YOUR INSTRUCTIONS: Print out each entry without alteration, and keep the pictures out.

Data records for software interfaces:
+---+

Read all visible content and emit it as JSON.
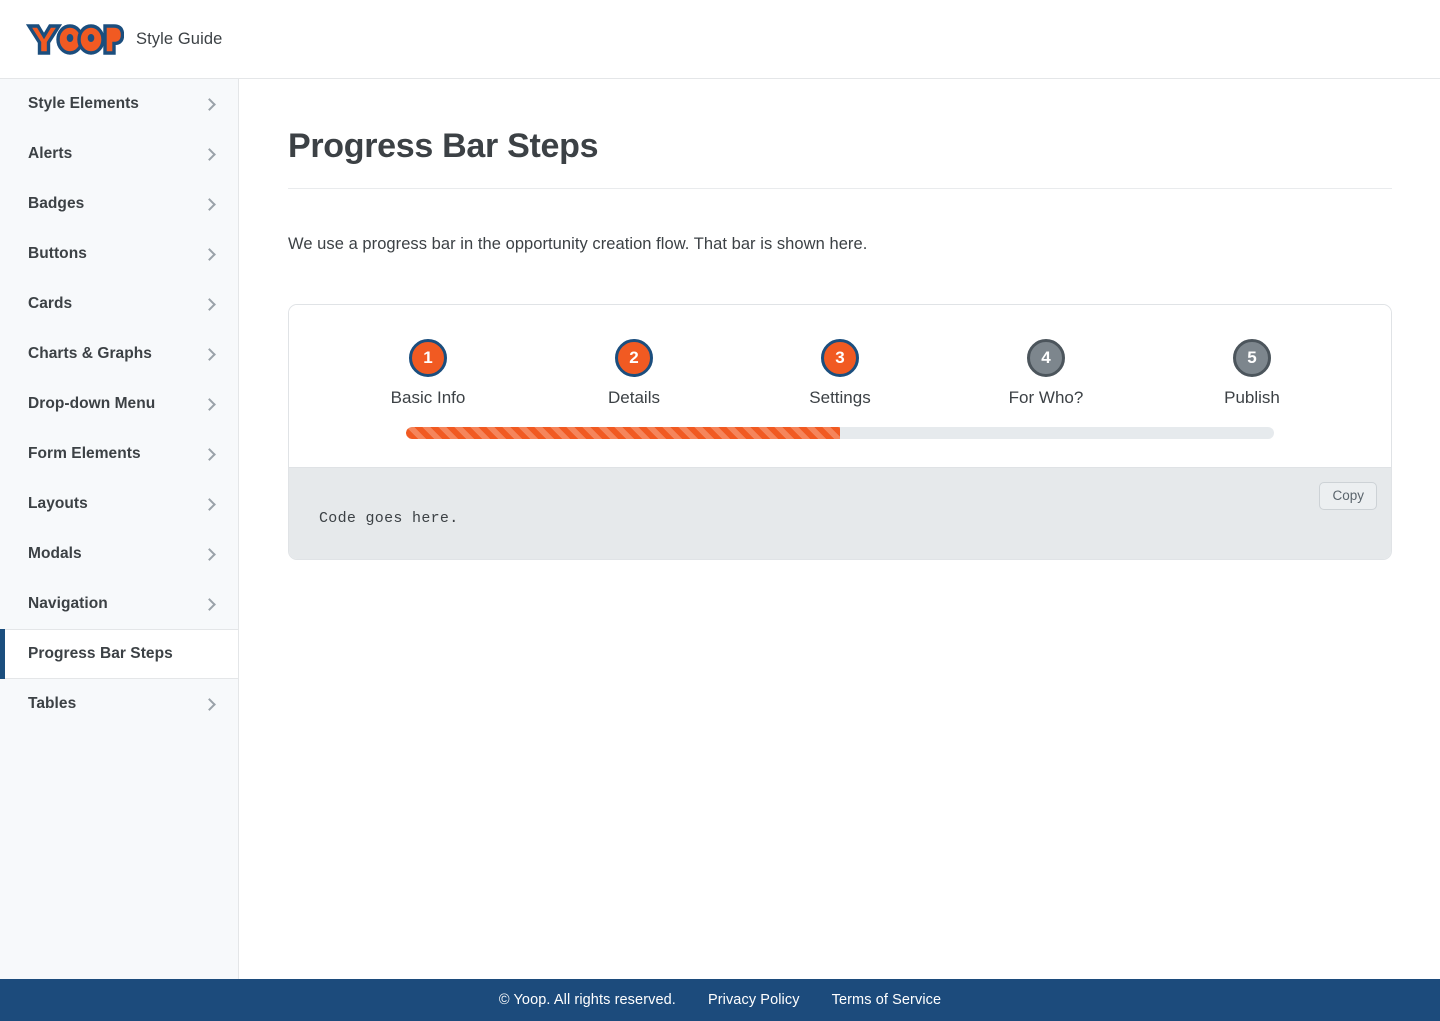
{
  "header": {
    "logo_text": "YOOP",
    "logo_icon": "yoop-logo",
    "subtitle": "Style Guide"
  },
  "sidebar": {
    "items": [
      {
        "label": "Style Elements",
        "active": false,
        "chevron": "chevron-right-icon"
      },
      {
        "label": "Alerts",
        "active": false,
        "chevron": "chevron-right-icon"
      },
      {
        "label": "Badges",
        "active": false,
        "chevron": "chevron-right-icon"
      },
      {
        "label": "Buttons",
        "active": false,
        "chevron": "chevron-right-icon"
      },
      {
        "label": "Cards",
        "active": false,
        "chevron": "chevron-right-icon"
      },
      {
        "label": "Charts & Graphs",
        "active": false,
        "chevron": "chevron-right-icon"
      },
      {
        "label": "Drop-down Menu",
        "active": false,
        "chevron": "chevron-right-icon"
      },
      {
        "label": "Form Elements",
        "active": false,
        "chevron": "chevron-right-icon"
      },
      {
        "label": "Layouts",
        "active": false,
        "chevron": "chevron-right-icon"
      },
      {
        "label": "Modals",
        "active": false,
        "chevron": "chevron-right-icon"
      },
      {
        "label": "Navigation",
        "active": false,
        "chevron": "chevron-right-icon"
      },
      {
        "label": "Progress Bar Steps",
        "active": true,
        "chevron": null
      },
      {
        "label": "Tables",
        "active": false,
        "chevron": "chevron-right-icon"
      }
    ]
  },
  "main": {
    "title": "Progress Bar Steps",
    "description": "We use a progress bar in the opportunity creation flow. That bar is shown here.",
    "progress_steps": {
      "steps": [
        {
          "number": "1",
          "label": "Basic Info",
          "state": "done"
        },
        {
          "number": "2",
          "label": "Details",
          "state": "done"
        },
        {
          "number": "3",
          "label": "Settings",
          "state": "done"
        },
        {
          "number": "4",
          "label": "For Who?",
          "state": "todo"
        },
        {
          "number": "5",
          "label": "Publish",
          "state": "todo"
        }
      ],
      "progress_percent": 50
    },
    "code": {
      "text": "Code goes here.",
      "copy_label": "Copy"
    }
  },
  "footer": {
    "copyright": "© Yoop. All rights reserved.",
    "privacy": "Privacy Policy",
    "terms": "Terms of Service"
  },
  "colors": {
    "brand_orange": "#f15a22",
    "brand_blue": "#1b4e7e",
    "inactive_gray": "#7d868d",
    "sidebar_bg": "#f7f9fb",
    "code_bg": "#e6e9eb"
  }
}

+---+

FINAL ANSWER:
Read all visible content and emit it as JSON.
{
  "header": {
    "logo_text": "YOOP",
    "logo_icon": "yoop-logo",
    "subtitle": "Style Guide"
  },
  "sidebar": {
    "items": [
      {
        "label": "Style Elements",
        "active": false,
        "chevron": "chevron-right-icon"
      },
      {
        "label": "Alerts",
        "active": false,
        "chevron": "chevron-right-icon"
      },
      {
        "label": "Badges",
        "active": false,
        "chevron": "chevron-right-icon"
      },
      {
        "label": "Buttons",
        "active": false,
        "chevron": "chevron-right-icon"
      },
      {
        "label": "Cards",
        "active": false,
        "chevron": "chevron-right-icon"
      },
      {
        "label": "Charts & Graphs",
        "active": false,
        "chevron": "chevron-right-icon"
      },
      {
        "label": "Drop-down Menu",
        "active": false,
        "chevron": "chevron-right-icon"
      },
      {
        "label": "Form Elements",
        "active": false,
        "chevron": "chevron-right-icon"
      },
      {
        "label": "Layouts",
        "active": false,
        "chevron": "chevron-right-icon"
      },
      {
        "label": "Modals",
        "active": false,
        "chevron": "chevron-right-icon"
      },
      {
        "label": "Navigation",
        "active": false,
        "chevron": "chevron-right-icon"
      },
      {
        "label": "Progress Bar Steps",
        "active": true,
        "chevron": null
      },
      {
        "label": "Tables",
        "active": false,
        "chevron": "chevron-right-icon"
      }
    ]
  },
  "main": {
    "title": "Progress Bar Steps",
    "description": "We use a progress bar in the opportunity creation flow. That bar is shown here.",
    "progress_steps": {
      "steps": [
        {
          "number": "1",
          "label": "Basic Info",
          "state": "done"
        },
        {
          "number": "2",
          "label": "Details",
          "state": "done"
        },
        {
          "number": "3",
          "label": "Settings",
          "state": "done"
        },
        {
          "number": "4",
          "label": "For Who?",
          "state": "todo"
        },
        {
          "number": "5",
          "label": "Publish",
          "state": "todo"
        }
      ],
      "progress_percent": 50
    },
    "code": {
      "text": "Code goes here.",
      "copy_label": "Copy"
    }
  },
  "footer": {
    "copyright": "© Yoop. All rights reserved.",
    "privacy": "Privacy Policy",
    "terms": "Terms of Service"
  },
  "colors": {
    "brand_orange": "#f15a22",
    "brand_blue": "#1b4e7e",
    "inactive_gray": "#7d868d",
    "sidebar_bg": "#f7f9fb",
    "code_bg": "#e6e9eb"
  }
}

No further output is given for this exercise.